**** Data listing ****

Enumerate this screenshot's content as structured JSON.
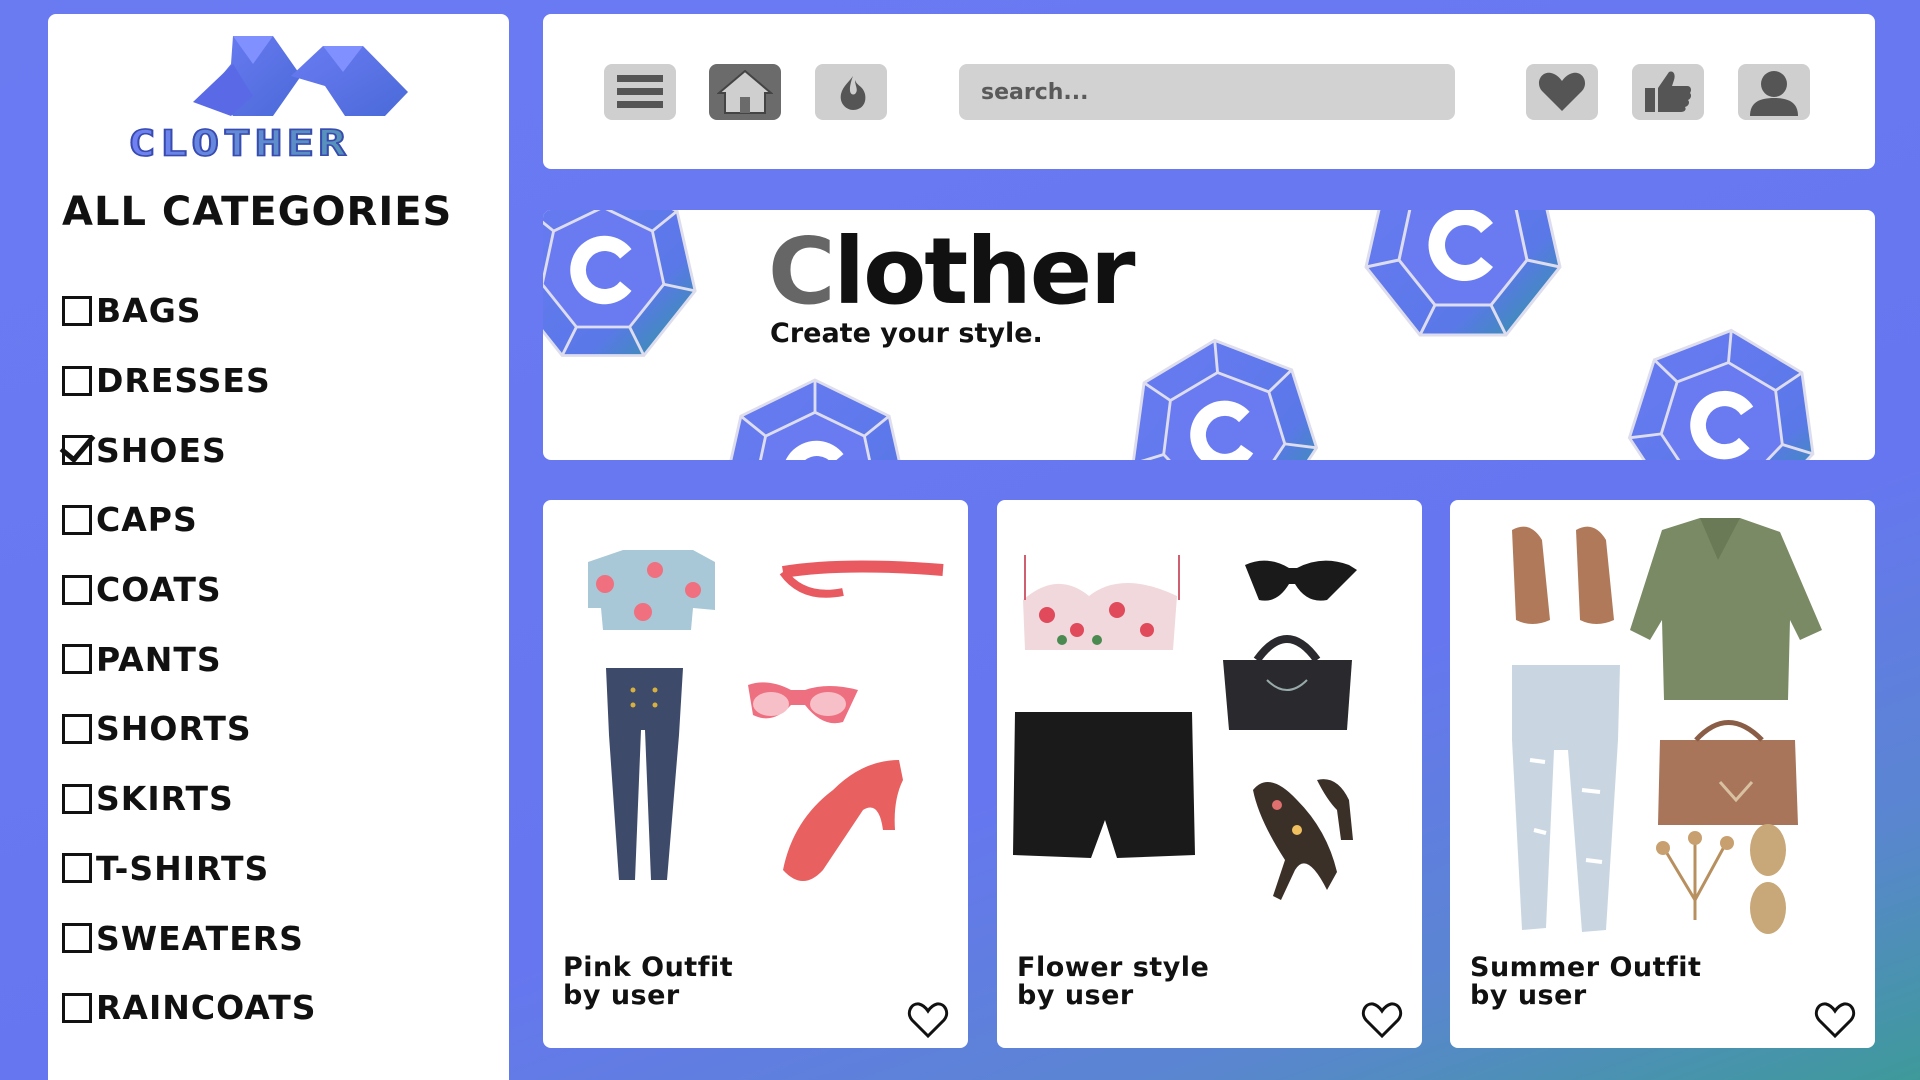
{
  "brand": {
    "logo_text": "CLOTHER",
    "banner_title": "Clother",
    "banner_tagline": "Create your style."
  },
  "sidebar": {
    "title": "ALL CATEGORIES",
    "categories": [
      {
        "label": "BAGS",
        "checked": false
      },
      {
        "label": "DRESSES",
        "checked": false
      },
      {
        "label": "SHOES",
        "checked": true
      },
      {
        "label": "CAPS",
        "checked": false
      },
      {
        "label": "COATS",
        "checked": false
      },
      {
        "label": "PANTS",
        "checked": false
      },
      {
        "label": "SHORTS",
        "checked": false
      },
      {
        "label": "SKIRTS",
        "checked": false
      },
      {
        "label": "T-SHIRTS",
        "checked": false
      },
      {
        "label": "SWEATERS",
        "checked": false
      },
      {
        "label": "RAINCOATS",
        "checked": false
      }
    ]
  },
  "toolbar": {
    "left_icons": [
      "menu-icon",
      "home-icon",
      "flame-icon"
    ],
    "search_placeholder": "search...",
    "right_icons": [
      "heart-icon",
      "thumbs-up-icon",
      "user-icon"
    ]
  },
  "outfits": [
    {
      "title": "Pink Outfit",
      "author": "by user"
    },
    {
      "title": "Flower style",
      "author": "by user"
    },
    {
      "title": "Summer Outfit",
      "author": "by user"
    }
  ],
  "colors": {
    "accent": "#6a7bf2",
    "teal": "#3e9a9a",
    "button_gray": "#cfcfcf",
    "button_dark": "#6b6b6b"
  }
}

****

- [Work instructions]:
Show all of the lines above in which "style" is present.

- [Solution to the problem]:
    "banner_tagline": "Create your style."
      "title": "Flower style",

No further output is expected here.